[Description of the task]
Each record that follows must be given again without alteration.

[Data shown]
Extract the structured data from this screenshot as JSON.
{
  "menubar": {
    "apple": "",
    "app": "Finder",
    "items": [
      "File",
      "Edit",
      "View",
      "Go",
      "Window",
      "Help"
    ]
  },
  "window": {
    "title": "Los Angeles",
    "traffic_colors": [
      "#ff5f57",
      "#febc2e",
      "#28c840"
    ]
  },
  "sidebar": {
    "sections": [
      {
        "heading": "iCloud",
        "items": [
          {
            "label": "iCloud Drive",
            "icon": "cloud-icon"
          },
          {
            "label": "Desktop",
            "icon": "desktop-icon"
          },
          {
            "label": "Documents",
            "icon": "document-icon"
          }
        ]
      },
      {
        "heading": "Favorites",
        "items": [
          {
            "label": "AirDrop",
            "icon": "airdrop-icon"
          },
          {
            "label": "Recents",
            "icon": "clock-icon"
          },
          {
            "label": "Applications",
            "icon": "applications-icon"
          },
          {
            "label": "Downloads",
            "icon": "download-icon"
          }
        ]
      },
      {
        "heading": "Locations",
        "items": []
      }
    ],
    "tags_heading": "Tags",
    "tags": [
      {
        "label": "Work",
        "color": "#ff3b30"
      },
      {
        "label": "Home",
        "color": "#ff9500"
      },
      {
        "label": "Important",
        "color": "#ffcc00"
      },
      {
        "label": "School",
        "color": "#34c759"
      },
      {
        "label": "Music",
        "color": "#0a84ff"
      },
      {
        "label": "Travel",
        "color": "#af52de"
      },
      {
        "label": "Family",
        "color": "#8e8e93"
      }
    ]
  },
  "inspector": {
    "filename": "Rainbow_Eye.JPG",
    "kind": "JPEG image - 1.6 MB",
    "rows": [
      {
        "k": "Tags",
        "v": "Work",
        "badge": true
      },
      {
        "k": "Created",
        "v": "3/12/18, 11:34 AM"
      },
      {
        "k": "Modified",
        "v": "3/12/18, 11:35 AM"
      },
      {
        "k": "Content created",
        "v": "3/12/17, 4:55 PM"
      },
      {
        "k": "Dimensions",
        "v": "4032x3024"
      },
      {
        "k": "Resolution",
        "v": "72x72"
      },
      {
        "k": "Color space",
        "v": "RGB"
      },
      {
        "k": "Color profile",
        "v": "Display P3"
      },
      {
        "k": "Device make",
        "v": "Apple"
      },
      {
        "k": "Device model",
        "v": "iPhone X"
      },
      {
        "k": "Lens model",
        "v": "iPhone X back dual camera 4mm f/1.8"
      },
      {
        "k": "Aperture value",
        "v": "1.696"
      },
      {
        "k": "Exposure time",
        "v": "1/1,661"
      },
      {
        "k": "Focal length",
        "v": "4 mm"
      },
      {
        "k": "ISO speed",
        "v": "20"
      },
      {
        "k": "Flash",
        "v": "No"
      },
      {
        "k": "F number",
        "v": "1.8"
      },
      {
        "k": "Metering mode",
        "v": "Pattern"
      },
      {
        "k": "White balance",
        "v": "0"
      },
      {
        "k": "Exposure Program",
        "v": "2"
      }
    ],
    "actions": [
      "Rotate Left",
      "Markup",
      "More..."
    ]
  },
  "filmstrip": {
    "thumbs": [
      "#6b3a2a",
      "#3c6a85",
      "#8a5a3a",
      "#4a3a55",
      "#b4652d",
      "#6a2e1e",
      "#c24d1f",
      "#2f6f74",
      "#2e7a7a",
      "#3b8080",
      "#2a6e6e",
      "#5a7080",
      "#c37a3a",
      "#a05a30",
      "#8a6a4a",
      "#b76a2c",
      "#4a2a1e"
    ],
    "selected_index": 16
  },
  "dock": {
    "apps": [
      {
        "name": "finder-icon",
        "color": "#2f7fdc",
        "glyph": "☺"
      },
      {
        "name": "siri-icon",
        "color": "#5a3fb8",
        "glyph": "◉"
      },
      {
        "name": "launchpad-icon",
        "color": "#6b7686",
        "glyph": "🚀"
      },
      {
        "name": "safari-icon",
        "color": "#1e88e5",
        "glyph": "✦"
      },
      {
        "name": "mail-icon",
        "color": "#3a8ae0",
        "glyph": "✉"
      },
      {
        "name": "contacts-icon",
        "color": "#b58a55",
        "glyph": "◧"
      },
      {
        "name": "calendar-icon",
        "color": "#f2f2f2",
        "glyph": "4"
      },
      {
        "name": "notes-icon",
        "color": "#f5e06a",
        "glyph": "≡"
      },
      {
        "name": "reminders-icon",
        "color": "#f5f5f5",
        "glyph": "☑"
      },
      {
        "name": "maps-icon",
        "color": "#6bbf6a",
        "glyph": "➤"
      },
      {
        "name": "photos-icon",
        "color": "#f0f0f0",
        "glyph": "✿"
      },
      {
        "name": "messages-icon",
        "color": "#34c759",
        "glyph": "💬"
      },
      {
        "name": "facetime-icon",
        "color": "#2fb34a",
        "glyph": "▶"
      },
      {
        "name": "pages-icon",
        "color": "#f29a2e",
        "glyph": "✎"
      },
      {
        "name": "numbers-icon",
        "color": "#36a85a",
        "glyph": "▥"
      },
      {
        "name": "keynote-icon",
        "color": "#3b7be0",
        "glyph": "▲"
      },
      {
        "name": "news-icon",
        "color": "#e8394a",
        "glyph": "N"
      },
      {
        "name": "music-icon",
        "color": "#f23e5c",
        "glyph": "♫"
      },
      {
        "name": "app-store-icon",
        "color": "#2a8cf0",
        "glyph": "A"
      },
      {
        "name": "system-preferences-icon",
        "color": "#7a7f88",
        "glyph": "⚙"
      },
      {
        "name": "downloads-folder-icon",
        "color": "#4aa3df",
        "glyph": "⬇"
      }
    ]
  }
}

[Task solution]
Extract the structured data from this screenshot as JSON.
{
  "menubar": {
    "apple": "",
    "app": "Finder",
    "items": [
      "File",
      "Edit",
      "View",
      "Go",
      "Window",
      "Help"
    ]
  },
  "window": {
    "title": "Los Angeles",
    "traffic_colors": [
      "#ff5f57",
      "#febc2e",
      "#28c840"
    ]
  },
  "sidebar": {
    "sections": [
      {
        "heading": "iCloud",
        "items": [
          {
            "label": "iCloud Drive",
            "icon": "cloud-icon"
          },
          {
            "label": "Desktop",
            "icon": "desktop-icon"
          },
          {
            "label": "Documents",
            "icon": "document-icon"
          }
        ]
      },
      {
        "heading": "Favorites",
        "items": [
          {
            "label": "AirDrop",
            "icon": "airdrop-icon"
          },
          {
            "label": "Recents",
            "icon": "clock-icon"
          },
          {
            "label": "Applications",
            "icon": "applications-icon"
          },
          {
            "label": "Downloads",
            "icon": "download-icon"
          }
        ]
      },
      {
        "heading": "Locations",
        "items": []
      }
    ],
    "tags_heading": "Tags",
    "tags": [
      {
        "label": "Work",
        "color": "#ff3b30"
      },
      {
        "label": "Home",
        "color": "#ff9500"
      },
      {
        "label": "Important",
        "color": "#ffcc00"
      },
      {
        "label": "School",
        "color": "#34c759"
      },
      {
        "label": "Music",
        "color": "#0a84ff"
      },
      {
        "label": "Travel",
        "color": "#af52de"
      },
      {
        "label": "Family",
        "color": "#8e8e93"
      }
    ]
  },
  "inspector": {
    "filename": "Rainbow_Eye.JPG",
    "kind": "JPEG image - 1.6 MB",
    "rows": [
      {
        "k": "Tags",
        "v": "Work",
        "badge": true
      },
      {
        "k": "Created",
        "v": "3/12/18, 11:34 AM"
      },
      {
        "k": "Modified",
        "v": "3/12/18, 11:35 AM"
      },
      {
        "k": "Content created",
        "v": "3/12/17, 4:55 PM"
      },
      {
        "k": "Dimensions",
        "v": "4032x3024"
      },
      {
        "k": "Resolution",
        "v": "72x72"
      },
      {
        "k": "Color space",
        "v": "RGB"
      },
      {
        "k": "Color profile",
        "v": "Display P3"
      },
      {
        "k": "Device make",
        "v": "Apple"
      },
      {
        "k": "Device model",
        "v": "iPhone X"
      },
      {
        "k": "Lens model",
        "v": "iPhone X back dual camera 4mm f/1.8"
      },
      {
        "k": "Aperture value",
        "v": "1.696"
      },
      {
        "k": "Exposure time",
        "v": "1/1,661"
      },
      {
        "k": "Focal length",
        "v": "4 mm"
      },
      {
        "k": "ISO speed",
        "v": "20"
      },
      {
        "k": "Flash",
        "v": "No"
      },
      {
        "k": "F number",
        "v": "1.8"
      },
      {
        "k": "Metering mode",
        "v": "Pattern"
      },
      {
        "k": "White balance",
        "v": "0"
      },
      {
        "k": "Exposure Program",
        "v": "2"
      }
    ],
    "actions": [
      "Rotate Left",
      "Markup",
      "More..."
    ]
  },
  "filmstrip": {
    "thumbs": [
      "#6b3a2a",
      "#3c6a85",
      "#8a5a3a",
      "#4a3a55",
      "#b4652d",
      "#6a2e1e",
      "#c24d1f",
      "#2f6f74",
      "#2e7a7a",
      "#3b8080",
      "#2a6e6e",
      "#5a7080",
      "#c37a3a",
      "#a05a30",
      "#8a6a4a",
      "#b76a2c",
      "#4a2a1e"
    ],
    "selected_index": 16
  },
  "dock": {
    "apps": [
      {
        "name": "finder-icon",
        "color": "#2f7fdc",
        "glyph": "☺"
      },
      {
        "name": "siri-icon",
        "color": "#5a3fb8",
        "glyph": "◉"
      },
      {
        "name": "launchpad-icon",
        "color": "#6b7686",
        "glyph": "🚀"
      },
      {
        "name": "safari-icon",
        "color": "#1e88e5",
        "glyph": "✦"
      },
      {
        "name": "mail-icon",
        "color": "#3a8ae0",
        "glyph": "✉"
      },
      {
        "name": "contacts-icon",
        "color": "#b58a55",
        "glyph": "◧"
      },
      {
        "name": "calendar-icon",
        "color": "#f2f2f2",
        "glyph": "4"
      },
      {
        "name": "notes-icon",
        "color": "#f5e06a",
        "glyph": "≡"
      },
      {
        "name": "reminders-icon",
        "color": "#f5f5f5",
        "glyph": "☑"
      },
      {
        "name": "maps-icon",
        "color": "#6bbf6a",
        "glyph": "➤"
      },
      {
        "name": "photos-icon",
        "color": "#f0f0f0",
        "glyph": "✿"
      },
      {
        "name": "messages-icon",
        "color": "#34c759",
        "glyph": "💬"
      },
      {
        "name": "facetime-icon",
        "color": "#2fb34a",
        "glyph": "▶"
      },
      {
        "name": "pages-icon",
        "color": "#f29a2e",
        "glyph": "✎"
      },
      {
        "name": "numbers-icon",
        "color": "#36a85a",
        "glyph": "▥"
      },
      {
        "name": "keynote-icon",
        "color": "#3b7be0",
        "glyph": "▲"
      },
      {
        "name": "news-icon",
        "color": "#e8394a",
        "glyph": "N"
      },
      {
        "name": "music-icon",
        "color": "#f23e5c",
        "glyph": "♫"
      },
      {
        "name": "app-store-icon",
        "color": "#2a8cf0",
        "glyph": "A"
      },
      {
        "name": "system-preferences-icon",
        "color": "#7a7f88",
        "glyph": "⚙"
      },
      {
        "name": "downloads-folder-icon",
        "color": "#4aa3df",
        "glyph": "⬇"
      }
    ]
  }
}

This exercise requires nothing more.